=== ASSIGNMENT ===
State how many lines in the entries below hold the string "description", and give nothing besides that number.
___
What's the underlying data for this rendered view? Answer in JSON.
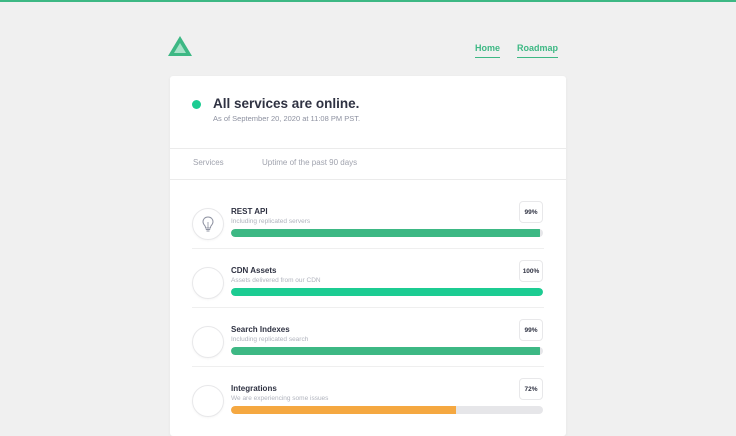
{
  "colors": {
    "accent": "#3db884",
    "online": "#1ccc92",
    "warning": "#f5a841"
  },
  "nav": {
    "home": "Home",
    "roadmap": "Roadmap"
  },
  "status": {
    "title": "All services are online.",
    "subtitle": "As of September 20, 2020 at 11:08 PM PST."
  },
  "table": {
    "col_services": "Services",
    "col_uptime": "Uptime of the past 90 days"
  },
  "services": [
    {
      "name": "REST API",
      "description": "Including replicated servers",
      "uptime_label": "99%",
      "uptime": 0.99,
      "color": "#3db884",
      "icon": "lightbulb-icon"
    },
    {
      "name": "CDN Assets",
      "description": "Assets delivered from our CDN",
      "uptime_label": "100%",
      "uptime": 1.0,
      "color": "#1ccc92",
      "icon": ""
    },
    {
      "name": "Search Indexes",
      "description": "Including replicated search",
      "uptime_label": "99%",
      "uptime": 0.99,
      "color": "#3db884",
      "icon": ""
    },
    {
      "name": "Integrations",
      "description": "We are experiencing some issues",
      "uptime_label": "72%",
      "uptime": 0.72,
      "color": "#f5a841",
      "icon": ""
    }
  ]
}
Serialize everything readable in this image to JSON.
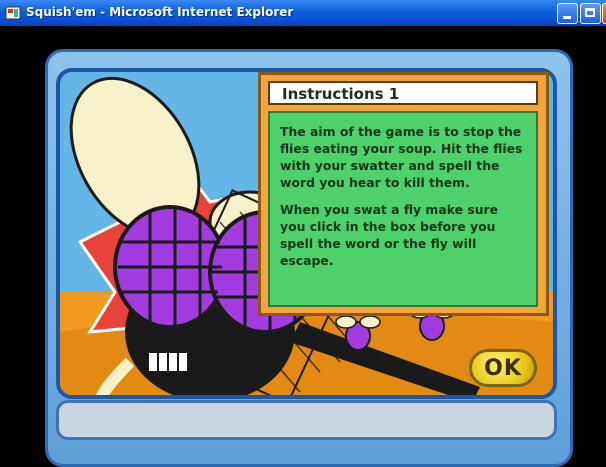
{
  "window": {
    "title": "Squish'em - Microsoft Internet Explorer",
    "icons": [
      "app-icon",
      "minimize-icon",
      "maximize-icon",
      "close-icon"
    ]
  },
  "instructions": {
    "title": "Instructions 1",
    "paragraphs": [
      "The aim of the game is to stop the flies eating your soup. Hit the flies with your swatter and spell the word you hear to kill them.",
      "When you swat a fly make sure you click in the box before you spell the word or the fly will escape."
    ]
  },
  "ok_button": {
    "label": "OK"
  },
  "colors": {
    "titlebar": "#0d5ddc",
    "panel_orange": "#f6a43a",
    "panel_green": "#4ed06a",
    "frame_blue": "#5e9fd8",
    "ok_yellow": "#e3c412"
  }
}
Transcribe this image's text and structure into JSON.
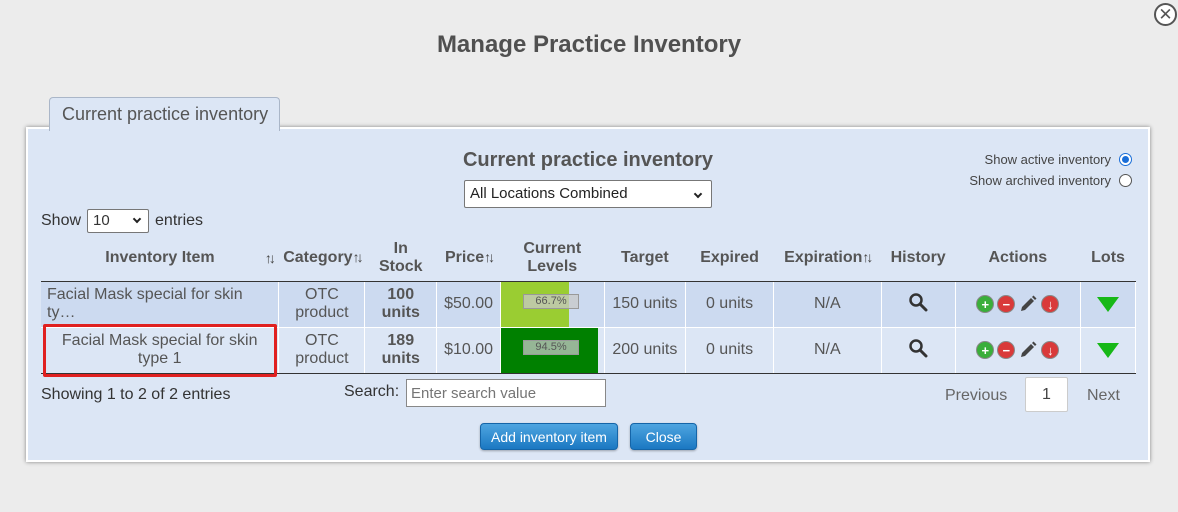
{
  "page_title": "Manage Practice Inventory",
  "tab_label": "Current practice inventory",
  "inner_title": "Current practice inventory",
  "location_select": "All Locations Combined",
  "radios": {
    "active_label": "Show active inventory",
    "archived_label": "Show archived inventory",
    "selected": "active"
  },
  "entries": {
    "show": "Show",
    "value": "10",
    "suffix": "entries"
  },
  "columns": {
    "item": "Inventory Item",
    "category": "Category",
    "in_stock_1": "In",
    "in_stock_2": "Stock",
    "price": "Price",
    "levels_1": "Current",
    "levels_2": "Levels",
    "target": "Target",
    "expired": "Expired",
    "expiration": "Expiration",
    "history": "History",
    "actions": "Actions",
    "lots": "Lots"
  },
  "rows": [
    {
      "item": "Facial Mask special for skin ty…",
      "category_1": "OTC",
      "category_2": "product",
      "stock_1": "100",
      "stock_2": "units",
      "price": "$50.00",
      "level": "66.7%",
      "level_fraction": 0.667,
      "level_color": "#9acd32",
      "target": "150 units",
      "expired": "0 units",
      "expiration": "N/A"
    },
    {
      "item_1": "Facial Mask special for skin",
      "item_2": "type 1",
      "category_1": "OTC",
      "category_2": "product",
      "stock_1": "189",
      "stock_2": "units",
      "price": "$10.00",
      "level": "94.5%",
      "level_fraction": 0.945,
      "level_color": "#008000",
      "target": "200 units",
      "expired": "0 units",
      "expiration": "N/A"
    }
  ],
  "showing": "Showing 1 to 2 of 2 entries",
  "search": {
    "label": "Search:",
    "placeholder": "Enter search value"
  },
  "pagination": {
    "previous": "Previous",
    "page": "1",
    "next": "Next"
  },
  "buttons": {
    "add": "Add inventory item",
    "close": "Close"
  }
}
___
=== REPLY TO THE TASK ===
4